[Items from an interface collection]
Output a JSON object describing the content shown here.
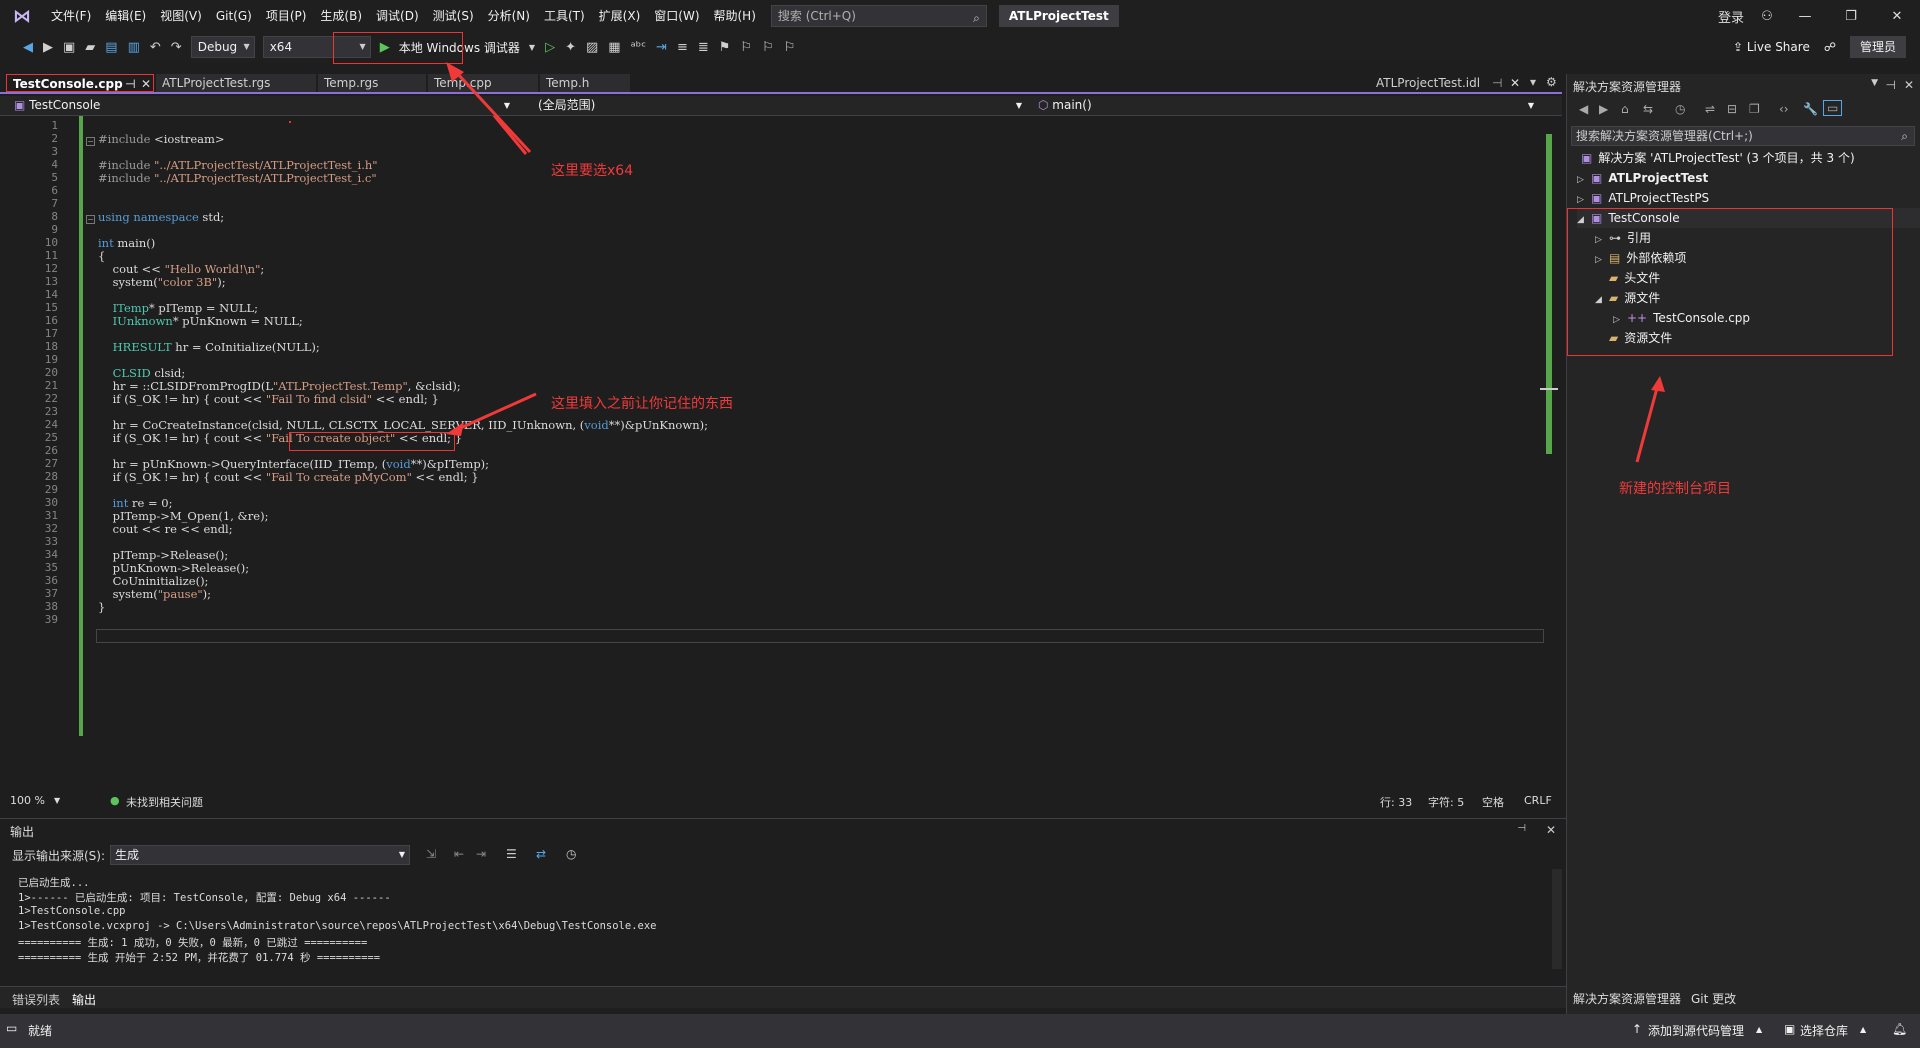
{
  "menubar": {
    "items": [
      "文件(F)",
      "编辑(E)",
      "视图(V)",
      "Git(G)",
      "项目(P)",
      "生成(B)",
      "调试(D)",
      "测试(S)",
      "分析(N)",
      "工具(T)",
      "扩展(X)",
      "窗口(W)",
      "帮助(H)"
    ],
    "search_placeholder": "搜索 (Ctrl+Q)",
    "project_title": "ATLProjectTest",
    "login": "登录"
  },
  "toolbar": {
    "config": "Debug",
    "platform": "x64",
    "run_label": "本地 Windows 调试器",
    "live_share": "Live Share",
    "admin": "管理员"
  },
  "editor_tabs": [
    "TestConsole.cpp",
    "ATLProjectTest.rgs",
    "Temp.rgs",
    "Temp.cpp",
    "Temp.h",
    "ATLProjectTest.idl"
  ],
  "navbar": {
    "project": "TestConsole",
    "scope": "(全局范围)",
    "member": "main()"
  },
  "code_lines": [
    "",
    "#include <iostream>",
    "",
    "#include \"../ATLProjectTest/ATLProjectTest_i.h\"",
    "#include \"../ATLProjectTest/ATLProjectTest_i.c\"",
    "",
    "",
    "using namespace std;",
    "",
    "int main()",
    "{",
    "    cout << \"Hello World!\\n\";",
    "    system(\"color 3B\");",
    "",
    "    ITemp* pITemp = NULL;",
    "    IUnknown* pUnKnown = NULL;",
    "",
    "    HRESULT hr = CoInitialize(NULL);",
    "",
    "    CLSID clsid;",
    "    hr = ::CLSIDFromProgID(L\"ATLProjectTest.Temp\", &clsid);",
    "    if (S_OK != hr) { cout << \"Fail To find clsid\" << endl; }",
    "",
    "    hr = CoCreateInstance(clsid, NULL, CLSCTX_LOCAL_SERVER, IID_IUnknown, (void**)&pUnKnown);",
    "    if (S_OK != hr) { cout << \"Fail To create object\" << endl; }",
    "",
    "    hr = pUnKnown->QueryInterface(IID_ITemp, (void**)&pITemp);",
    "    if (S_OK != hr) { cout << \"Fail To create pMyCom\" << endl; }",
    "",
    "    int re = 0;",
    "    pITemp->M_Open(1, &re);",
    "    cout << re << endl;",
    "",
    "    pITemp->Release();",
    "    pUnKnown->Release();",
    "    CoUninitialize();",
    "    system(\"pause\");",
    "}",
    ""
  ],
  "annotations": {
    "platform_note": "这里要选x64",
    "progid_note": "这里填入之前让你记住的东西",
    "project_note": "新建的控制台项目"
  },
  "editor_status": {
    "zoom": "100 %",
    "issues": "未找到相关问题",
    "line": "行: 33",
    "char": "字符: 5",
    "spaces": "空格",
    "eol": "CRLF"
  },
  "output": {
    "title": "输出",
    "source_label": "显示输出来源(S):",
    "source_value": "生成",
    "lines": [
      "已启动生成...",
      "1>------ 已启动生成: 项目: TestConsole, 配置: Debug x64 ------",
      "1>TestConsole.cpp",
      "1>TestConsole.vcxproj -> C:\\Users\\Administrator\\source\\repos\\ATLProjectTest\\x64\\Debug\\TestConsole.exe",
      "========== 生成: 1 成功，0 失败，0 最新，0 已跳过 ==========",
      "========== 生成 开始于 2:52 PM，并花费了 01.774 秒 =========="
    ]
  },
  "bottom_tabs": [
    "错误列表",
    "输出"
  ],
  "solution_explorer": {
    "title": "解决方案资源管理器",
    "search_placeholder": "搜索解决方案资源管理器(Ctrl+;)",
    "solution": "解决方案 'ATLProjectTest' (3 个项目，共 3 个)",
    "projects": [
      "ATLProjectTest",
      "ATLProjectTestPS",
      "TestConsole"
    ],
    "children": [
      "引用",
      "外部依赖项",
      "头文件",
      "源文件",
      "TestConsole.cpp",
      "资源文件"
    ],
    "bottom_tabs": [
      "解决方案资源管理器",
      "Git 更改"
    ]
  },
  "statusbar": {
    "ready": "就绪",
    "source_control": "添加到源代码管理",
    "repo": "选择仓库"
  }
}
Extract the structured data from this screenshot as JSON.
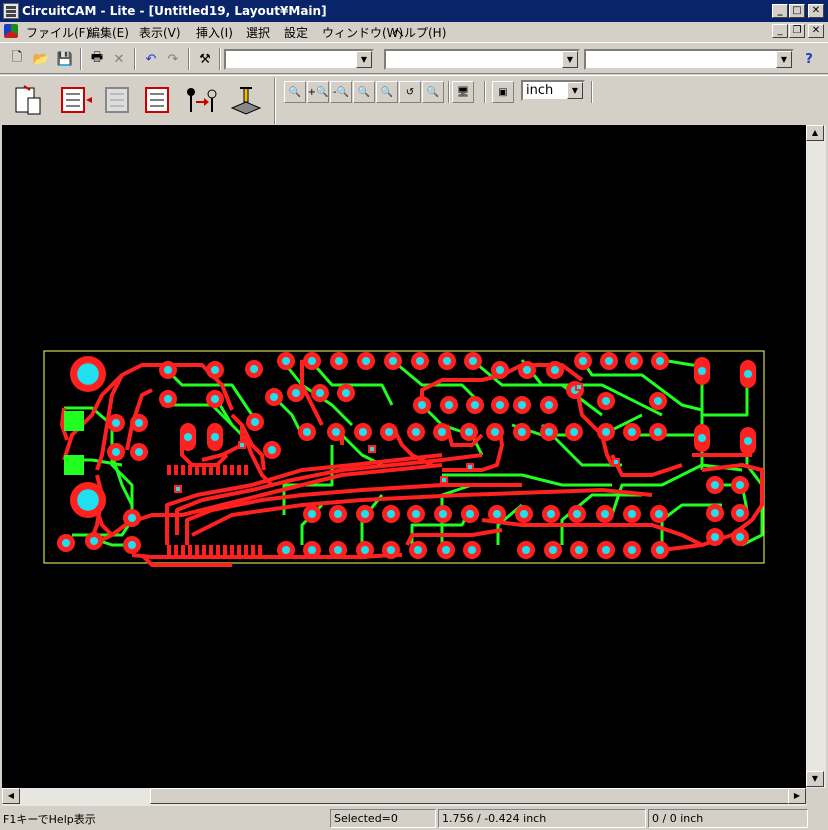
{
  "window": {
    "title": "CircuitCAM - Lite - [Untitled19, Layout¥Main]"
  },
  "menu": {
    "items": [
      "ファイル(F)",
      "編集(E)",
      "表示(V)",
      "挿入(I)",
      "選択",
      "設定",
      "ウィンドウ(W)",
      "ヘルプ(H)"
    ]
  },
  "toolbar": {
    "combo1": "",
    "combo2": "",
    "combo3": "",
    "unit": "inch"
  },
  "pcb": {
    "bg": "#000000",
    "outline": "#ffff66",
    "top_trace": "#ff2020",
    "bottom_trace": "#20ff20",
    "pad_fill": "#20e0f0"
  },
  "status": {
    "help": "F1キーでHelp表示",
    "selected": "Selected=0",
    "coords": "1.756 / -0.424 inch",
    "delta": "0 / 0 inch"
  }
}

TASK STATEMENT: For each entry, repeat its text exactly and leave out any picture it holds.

WRITTEN SOLUTION:
Output a JSON object describing the content shown here.
{
  "menubar": {
    "items": [
      "文件(F)",
      "编辑(E)",
      "视图(V)",
      "Git(G)",
      "项目(P)",
      "生成(B)",
      "调试(D)",
      "测试(S)",
      "分析(N)",
      "工具(T)",
      "扩展(X)",
      "窗口(W)",
      "帮助(H)"
    ],
    "search_placeholder": "搜索 (Ctrl+Q)",
    "project_title": "ATLProjectTest",
    "login": "登录"
  },
  "toolbar": {
    "config": "Debug",
    "platform": "x64",
    "run_label": "本地 Windows 调试器",
    "live_share": "Live Share",
    "admin": "管理员"
  },
  "editor_tabs": [
    "TestConsole.cpp",
    "ATLProjectTest.rgs",
    "Temp.rgs",
    "Temp.cpp",
    "Temp.h",
    "ATLProjectTest.idl"
  ],
  "navbar": {
    "project": "TestConsole",
    "scope": "(全局范围)",
    "member": "main()"
  },
  "code_lines": [
    "",
    "#include <iostream>",
    "",
    "#include \"../ATLProjectTest/ATLProjectTest_i.h\"",
    "#include \"../ATLProjectTest/ATLProjectTest_i.c\"",
    "",
    "",
    "using namespace std;",
    "",
    "int main()",
    "{",
    "    cout << \"Hello World!\\n\";",
    "    system(\"color 3B\");",
    "",
    "    ITemp* pITemp = NULL;",
    "    IUnknown* pUnKnown = NULL;",
    "",
    "    HRESULT hr = CoInitialize(NULL);",
    "",
    "    CLSID clsid;",
    "    hr = ::CLSIDFromProgID(L\"ATLProjectTest.Temp\", &clsid);",
    "    if (S_OK != hr) { cout << \"Fail To find clsid\" << endl; }",
    "",
    "    hr = CoCreateInstance(clsid, NULL, CLSCTX_LOCAL_SERVER, IID_IUnknown, (void**)&pUnKnown);",
    "    if (S_OK != hr) { cout << \"Fail To create object\" << endl; }",
    "",
    "    hr = pUnKnown->QueryInterface(IID_ITemp, (void**)&pITemp);",
    "    if (S_OK != hr) { cout << \"Fail To create pMyCom\" << endl; }",
    "",
    "    int re = 0;",
    "    pITemp->M_Open(1, &re);",
    "    cout << re << endl;",
    "",
    "    pITemp->Release();",
    "    pUnKnown->Release();",
    "    CoUninitialize();",
    "    system(\"pause\");",
    "}",
    ""
  ],
  "annotations": {
    "platform_note": "这里要选x64",
    "progid_note": "这里填入之前让你记住的东西",
    "project_note": "新建的控制台项目"
  },
  "editor_status": {
    "zoom": "100 %",
    "issues": "未找到相关问题",
    "line": "行: 33",
    "char": "字符: 5",
    "spaces": "空格",
    "eol": "CRLF"
  },
  "output": {
    "title": "输出",
    "source_label": "显示输出来源(S):",
    "source_value": "生成",
    "lines": [
      "已启动生成...",
      "1>------ 已启动生成: 项目: TestConsole, 配置: Debug x64 ------",
      "1>TestConsole.cpp",
      "1>TestConsole.vcxproj -> C:\\Users\\Administrator\\source\\repos\\ATLProjectTest\\x64\\Debug\\TestConsole.exe",
      "========== 生成: 1 成功，0 失败，0 最新，0 已跳过 ==========",
      "========== 生成 开始于 2:52 PM，并花费了 01.774 秒 =========="
    ]
  },
  "bottom_tabs": [
    "错误列表",
    "输出"
  ],
  "solution_explorer": {
    "title": "解决方案资源管理器",
    "search_placeholder": "搜索解决方案资源管理器(Ctrl+;)",
    "solution": "解决方案 'ATLProjectTest' (3 个项目，共 3 个)",
    "projects": [
      "ATLProjectTest",
      "ATLProjectTestPS",
      "TestConsole"
    ],
    "children": [
      "引用",
      "外部依赖项",
      "头文件",
      "源文件",
      "TestConsole.cpp",
      "资源文件"
    ],
    "bottom_tabs": [
      "解决方案资源管理器",
      "Git 更改"
    ]
  },
  "statusbar": {
    "ready": "就绪",
    "source_control": "添加到源代码管理",
    "repo": "选择仓库"
  }
}
Extract the structured data from this screenshot as JSON.
{
  "window": {
    "title": "CircuitCAM - Lite - [Untitled19, Layout¥Main]"
  },
  "menu": {
    "items": [
      "ファイル(F)",
      "編集(E)",
      "表示(V)",
      "挿入(I)",
      "選択",
      "設定",
      "ウィンドウ(W)",
      "ヘルプ(H)"
    ]
  },
  "toolbar": {
    "combo1": "",
    "combo2": "",
    "combo3": "",
    "unit": "inch"
  },
  "pcb": {
    "bg": "#000000",
    "outline": "#ffff66",
    "top_trace": "#ff2020",
    "bottom_trace": "#20ff20",
    "pad_fill": "#20e0f0"
  },
  "status": {
    "help": "F1キーでHelp表示",
    "selected": "Selected=0",
    "coords": "1.756 / -0.424 inch",
    "delta": "0 / 0 inch"
  }
}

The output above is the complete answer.